Tom Bangay continues his tour across Mexico, leaving the bustle of the capital en route to Yucatan, stopping at country’s fourth largest city, the World Heritage colonial-era settlement of Puebla…
Many make Puebla their first stop when plotting an escape from Mexico City. It takes a couple of hours to get there – at least an hour is spent escaping the relentless urban sprawl that is the nation’s capital – and a couple more hours would get you to Veracruz. This strategic location between capital and sea port is why the Spanish chose to settle a town here, originally called Puebla de los Angeles, with its people affectionately dubbed Angelinos.
It’s hard to imagine when strolling around its brightly coloured streets, craft markets and tree-shaded main square that Puebla was the setting for many fierce battles as Mexican, French and American forces struggled for dominance. The town is still scarred by the events of 18 November 1910: the Serdán family were some of the first to conspire against the government of Porfirio Diaz, and federal troops surrounded their house until a lethal gun battle ensued. The firefight left both Serdán brothers dead and the building riddled with bullet holes, still visible today.
For us, Puebla is a handy place to stop off between Mexico City and Oaxaca, but it has another serious attraction: La Purificadora, our hotel, squeezed in between the conference centre, the Templo de San Francisco, the public library and the cinema. La Purificadora occupies a former water purification plant used in the manufacture of ice, remodelled to dazzling effect by Mexican architect Ricardo Legorreta.

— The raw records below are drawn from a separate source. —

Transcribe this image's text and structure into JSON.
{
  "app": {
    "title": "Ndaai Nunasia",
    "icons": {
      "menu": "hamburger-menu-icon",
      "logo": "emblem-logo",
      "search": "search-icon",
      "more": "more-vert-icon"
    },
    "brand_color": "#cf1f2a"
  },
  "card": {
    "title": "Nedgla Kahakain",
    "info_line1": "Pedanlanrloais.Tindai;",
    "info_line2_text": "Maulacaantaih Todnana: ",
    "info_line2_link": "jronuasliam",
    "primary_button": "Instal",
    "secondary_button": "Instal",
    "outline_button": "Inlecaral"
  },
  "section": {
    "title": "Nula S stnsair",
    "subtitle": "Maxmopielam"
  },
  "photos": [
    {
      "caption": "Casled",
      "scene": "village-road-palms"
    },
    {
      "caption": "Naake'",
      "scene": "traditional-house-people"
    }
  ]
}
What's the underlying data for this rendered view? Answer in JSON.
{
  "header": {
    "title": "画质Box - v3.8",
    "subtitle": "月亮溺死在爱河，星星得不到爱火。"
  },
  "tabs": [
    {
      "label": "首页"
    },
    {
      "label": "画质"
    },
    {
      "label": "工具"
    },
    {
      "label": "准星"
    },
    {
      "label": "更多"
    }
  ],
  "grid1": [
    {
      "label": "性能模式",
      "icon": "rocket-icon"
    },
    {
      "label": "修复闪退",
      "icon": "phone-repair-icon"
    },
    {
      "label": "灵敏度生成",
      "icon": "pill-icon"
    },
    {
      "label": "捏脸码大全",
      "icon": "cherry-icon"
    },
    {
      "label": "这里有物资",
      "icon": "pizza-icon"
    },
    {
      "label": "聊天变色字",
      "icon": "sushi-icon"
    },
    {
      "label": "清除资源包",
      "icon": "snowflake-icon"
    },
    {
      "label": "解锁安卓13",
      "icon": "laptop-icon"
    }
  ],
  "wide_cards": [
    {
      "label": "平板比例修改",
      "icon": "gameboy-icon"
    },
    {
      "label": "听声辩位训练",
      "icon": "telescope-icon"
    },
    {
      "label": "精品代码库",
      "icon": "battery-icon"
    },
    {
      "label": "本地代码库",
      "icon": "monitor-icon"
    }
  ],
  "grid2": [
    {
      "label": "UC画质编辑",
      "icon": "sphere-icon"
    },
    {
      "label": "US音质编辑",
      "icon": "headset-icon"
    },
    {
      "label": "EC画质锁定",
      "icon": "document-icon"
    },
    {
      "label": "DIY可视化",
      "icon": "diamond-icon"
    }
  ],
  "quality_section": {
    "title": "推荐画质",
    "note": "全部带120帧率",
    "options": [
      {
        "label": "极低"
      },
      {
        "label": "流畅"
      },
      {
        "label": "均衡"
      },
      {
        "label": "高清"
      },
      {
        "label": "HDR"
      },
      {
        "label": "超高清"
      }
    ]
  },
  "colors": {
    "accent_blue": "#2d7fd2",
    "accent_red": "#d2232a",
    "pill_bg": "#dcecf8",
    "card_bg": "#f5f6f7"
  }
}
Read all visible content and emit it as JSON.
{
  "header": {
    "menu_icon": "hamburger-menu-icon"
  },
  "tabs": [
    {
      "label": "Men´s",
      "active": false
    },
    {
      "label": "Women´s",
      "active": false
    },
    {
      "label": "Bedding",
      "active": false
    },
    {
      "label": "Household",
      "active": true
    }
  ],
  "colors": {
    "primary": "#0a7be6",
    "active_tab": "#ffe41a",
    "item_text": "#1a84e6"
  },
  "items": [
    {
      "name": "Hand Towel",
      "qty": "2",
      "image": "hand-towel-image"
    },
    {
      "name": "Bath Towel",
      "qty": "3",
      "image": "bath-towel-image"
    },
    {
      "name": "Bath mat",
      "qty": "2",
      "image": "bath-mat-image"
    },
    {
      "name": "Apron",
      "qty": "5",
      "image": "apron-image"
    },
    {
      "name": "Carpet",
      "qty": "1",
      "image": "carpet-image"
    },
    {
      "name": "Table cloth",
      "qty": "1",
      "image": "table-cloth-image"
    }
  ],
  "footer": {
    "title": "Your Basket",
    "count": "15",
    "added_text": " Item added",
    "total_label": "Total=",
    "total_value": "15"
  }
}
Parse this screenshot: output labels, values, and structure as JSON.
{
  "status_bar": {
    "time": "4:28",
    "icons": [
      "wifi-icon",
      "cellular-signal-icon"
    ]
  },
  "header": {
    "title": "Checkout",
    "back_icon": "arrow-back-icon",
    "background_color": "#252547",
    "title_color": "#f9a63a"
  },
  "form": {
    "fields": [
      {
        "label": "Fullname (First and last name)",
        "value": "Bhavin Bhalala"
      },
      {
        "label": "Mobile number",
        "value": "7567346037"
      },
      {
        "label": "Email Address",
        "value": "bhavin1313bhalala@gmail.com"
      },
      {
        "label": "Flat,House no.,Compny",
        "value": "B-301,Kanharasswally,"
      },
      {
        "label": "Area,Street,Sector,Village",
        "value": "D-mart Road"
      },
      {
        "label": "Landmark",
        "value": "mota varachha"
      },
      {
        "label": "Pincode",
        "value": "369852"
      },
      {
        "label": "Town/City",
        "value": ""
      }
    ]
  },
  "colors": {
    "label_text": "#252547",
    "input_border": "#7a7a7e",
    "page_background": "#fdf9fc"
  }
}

We arrive in the middle of an early-rainy-season thunderstorm that thrusts everyone inside or into a taxi, and we stumble dripping into the lobby. The design of the hotel is immediately dramatic – rings of fire are smouldering in the seating areas straight ahead, and an imposing black staircase leads upstairs to the left, bisected by running water. The bell tower at San Francisco peers over the walls, sparkling through the thick, heavy rain that pounds the courtyard.
Inspiring though the design is, after check-in we quickly discover it’s not for the faint of heart, in particular for sufferers of vertigo. Stepping out of the lift upstairs we find ourselves on transparent floors, staring down at concrete a long way below. The walkways and some of the staircases are clear underfoot, which I find rather exhilarating. My heights-fearing partner disagrees, clinging to the walls and banisters as we navigate the upper floors. But happily, inside the bedroom, the floors are solid underfoot.
More importantly the room is gorgeous – polished wood skirts the walls, and the wardrobe is a transparent structure at the edge of the bathroom area. The wetroom/toilet arrangement, divided by an opaque wall, remind me a little of the Standard High Line (still my favourite hotel of all time). The twin pillars of a gratifying Mexican hotel – AC and Wi Fi – are both present, correct and fully functional. Large glass doors lead to the balcony, which is less of a sun deck and more of a window onto the sheet lightning and the unstoppable deluge coming down outside, but it’s an engaging view nonetheless.
The high point, in a very literal sense, of the hotel is definitely the swimming pool. It’s a long, thin lane of cool water that clings to the edge of the top floor, allowing you to traverse the Puebla skyline underwater. As luck would have it, the pool provided me a fairly unbeatable spot from which to watch the Champions League final too. The pool’s right next to the bar area – a popular nightspot in its own right – with a crowd of young, upwardly mobile Angelinos cheering on both Madrid teams. My partner is less interested in sporting affairs and makes do with a cocktail, a discreet sun lounger and a jacuzzi. The heat gathers as the match draws on, and when Ronaldo scores the decisive penalty the weather takes its cue and begins the day’s storrm. We retire to our room to watch the fireworks in comfort.
There are few more elegant places to be stuck in the rain.
For more information about La Purificadora, visit www.lapurificadora.com.
For more information about Puebla and Mexico, visit www.visitmexico.com.
Tom’s trip concludes next weekend when he arrives in Merida, at the height of summer, but soon finds the definitive antidote to the searing heat…